Author information

Author notes

  1. Thiago Nunes Pereira and Marcele Neves Rocha contributed equally to this work.


  1. Centro de Pesquisas René Rachou- Fiocruz, Endossimbiontes e Interação Patógeno-Vetor, Belo Horizonte, Minas Gerais, 30190-002, Brazil

    • Thiago Nunes Pereira
    • , Marcele Neves Rocha
    • , Pedro Henrique Ferreira Sucupira
    • , Fabiano Duarte Carvalho
    •  & Luciano Andrade Moreira


  1. Search for Thiago Nunes Pereira in:

  2. Search for Marcele Neves Rocha in:

  3. Search for Pedro Henrique Ferreira Sucupira in:

  4. Search for Fabiano Duarte Carvalho in:

  5. Search for Luciano Andrade Moreira in:


T.N.P., M.N.R., and L.A.M. contributed to conceive, perform and design all the experiments. T.N.P., M.N.R., P.H.F.S. and F.D.C. were involved in experiments with mosquitoes. M.N.R. provided the viral strains and cell culture. T.N.P., M.N.R. and F.D.C., analyzed the data. T.N.P. and L.A.M. drafted the manuscript. L.A.M. supervised the research. All authors read and approved the final manuscript.

Competing Interests

The authors declare no competing interests.

Corresponding author

Correspondence to Luciano Andrade Moreira.

Electronic supplementary material


By submitting a comment you agree to abide by our Terms and Community Guidelines. If you find something abusive or that does not comply with our terms or guidelines please flag it as inappropriate.

Creative Commons BY

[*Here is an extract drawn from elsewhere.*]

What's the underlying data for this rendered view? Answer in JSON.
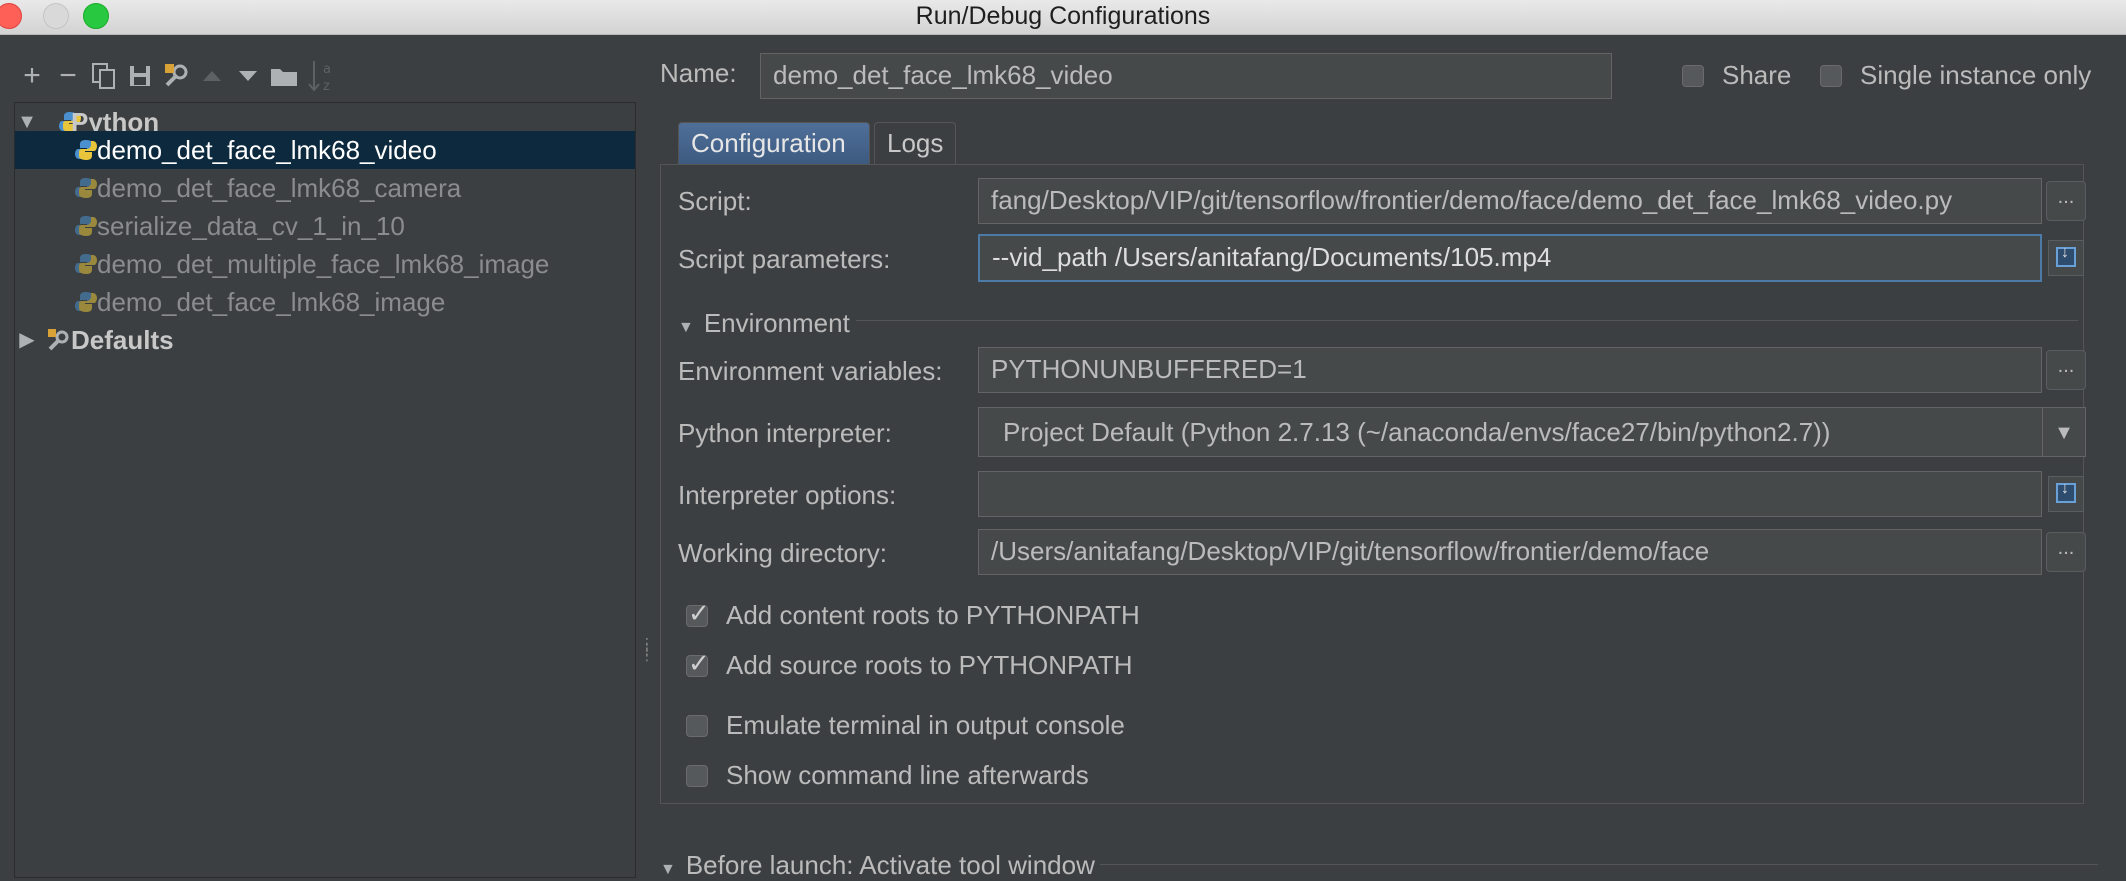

Open Access This article is licensed under a Creative Commons Attribution 4.0 International License, which permits use, sharing, adaptation, distribution and reproduction in any medium or format, as long as you give appropriate credit to the original author(s) and the source, provide a link to the Creative Commons license, and indicate if changes were made. The images or other third party material in this article are included in the article’s Creative Commons license, unless indicated otherwise in a credit line to the material. If material is not included in the article’s Creative Commons license and your intended use is not permitted by statutory regulation or exceeds the permitted use, you will need to obtain permission directly from the copyright holder. To view a copy of this license, visit